*To do*:
Look below and pull out each line with the word "будуть".

*** Record excerpts ***

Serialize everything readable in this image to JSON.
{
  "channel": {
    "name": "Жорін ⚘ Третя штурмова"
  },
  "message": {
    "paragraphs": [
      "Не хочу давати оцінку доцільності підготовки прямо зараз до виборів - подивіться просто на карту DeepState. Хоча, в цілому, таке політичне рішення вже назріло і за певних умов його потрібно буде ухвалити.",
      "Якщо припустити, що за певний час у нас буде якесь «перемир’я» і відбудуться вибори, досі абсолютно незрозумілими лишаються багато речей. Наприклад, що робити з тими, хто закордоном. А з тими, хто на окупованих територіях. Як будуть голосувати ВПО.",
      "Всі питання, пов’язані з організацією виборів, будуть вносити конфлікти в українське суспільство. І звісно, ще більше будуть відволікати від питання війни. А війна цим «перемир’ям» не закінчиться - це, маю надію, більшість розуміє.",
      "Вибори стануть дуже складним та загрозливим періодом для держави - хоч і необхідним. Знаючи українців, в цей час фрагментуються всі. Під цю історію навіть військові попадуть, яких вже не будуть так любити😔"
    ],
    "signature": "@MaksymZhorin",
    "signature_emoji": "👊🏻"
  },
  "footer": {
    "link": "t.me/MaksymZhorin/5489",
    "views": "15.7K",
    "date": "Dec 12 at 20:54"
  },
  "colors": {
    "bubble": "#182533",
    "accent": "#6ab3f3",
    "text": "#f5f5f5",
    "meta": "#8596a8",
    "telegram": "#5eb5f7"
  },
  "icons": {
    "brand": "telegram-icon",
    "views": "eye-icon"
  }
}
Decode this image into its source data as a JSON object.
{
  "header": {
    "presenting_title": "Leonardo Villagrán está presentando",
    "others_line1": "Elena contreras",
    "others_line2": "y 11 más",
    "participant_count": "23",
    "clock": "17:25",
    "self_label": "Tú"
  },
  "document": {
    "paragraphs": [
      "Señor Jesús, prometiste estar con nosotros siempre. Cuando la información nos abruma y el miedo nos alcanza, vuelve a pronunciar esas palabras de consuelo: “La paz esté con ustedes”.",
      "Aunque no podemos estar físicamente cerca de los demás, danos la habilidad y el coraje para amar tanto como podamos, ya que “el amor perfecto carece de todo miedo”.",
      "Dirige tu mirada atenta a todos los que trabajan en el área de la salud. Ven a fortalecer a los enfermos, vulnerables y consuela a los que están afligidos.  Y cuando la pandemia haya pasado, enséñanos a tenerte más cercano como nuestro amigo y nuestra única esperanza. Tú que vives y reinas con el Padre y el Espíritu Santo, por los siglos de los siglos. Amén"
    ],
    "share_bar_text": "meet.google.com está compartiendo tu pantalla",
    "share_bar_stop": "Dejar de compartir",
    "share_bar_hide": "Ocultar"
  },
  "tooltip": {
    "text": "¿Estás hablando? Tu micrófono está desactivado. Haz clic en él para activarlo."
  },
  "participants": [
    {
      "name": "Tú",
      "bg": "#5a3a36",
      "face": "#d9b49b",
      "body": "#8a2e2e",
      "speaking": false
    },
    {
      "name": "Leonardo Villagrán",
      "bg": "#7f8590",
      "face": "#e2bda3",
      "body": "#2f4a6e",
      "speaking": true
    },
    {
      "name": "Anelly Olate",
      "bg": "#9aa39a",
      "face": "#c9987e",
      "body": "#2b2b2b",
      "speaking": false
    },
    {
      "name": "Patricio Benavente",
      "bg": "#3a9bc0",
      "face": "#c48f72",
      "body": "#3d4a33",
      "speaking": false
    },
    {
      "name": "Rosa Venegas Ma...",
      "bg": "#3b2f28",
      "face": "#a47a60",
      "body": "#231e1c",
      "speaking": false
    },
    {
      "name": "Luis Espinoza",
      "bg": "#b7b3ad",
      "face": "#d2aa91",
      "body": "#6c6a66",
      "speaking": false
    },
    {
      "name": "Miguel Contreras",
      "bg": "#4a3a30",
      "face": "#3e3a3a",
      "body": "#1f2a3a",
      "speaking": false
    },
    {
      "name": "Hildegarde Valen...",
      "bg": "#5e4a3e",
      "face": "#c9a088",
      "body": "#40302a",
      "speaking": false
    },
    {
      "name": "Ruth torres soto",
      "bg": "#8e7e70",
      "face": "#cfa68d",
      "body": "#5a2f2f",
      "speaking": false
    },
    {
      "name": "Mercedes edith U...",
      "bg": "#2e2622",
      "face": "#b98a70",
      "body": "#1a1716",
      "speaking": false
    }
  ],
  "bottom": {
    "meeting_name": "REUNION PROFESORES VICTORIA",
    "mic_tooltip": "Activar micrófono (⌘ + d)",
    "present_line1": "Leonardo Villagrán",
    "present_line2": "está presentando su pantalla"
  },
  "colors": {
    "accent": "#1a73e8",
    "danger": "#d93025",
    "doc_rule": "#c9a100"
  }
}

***

*Solution below*:
      "Якщо припустити, що за певний час у нас буде якесь «перемир’я» і відбудуться вибори, досі абсолютно незрозумілими лишаються багато речей. Наприклад, що робити з тими, хто закордоном. А з тими, хто на окупованих територіях. Як будуть голосувати ВПО.",
      "Всі питання, пов’язані з організацією виборів, будуть вносити конфлікти в українське суспільство. І звісно, ще більше будуть відволікати від питання війни. А війна цим «перемир’ям» не закінчиться - це, маю надію, більшість розуміє.",
      "Вибори стануть дуже складним та загрозливим періодом для держави - хоч і необхідним. Знаючи українців, в цей час фрагментуються всі. Під цю історію навіть військові попадуть, яких вже не будуть так любити😔"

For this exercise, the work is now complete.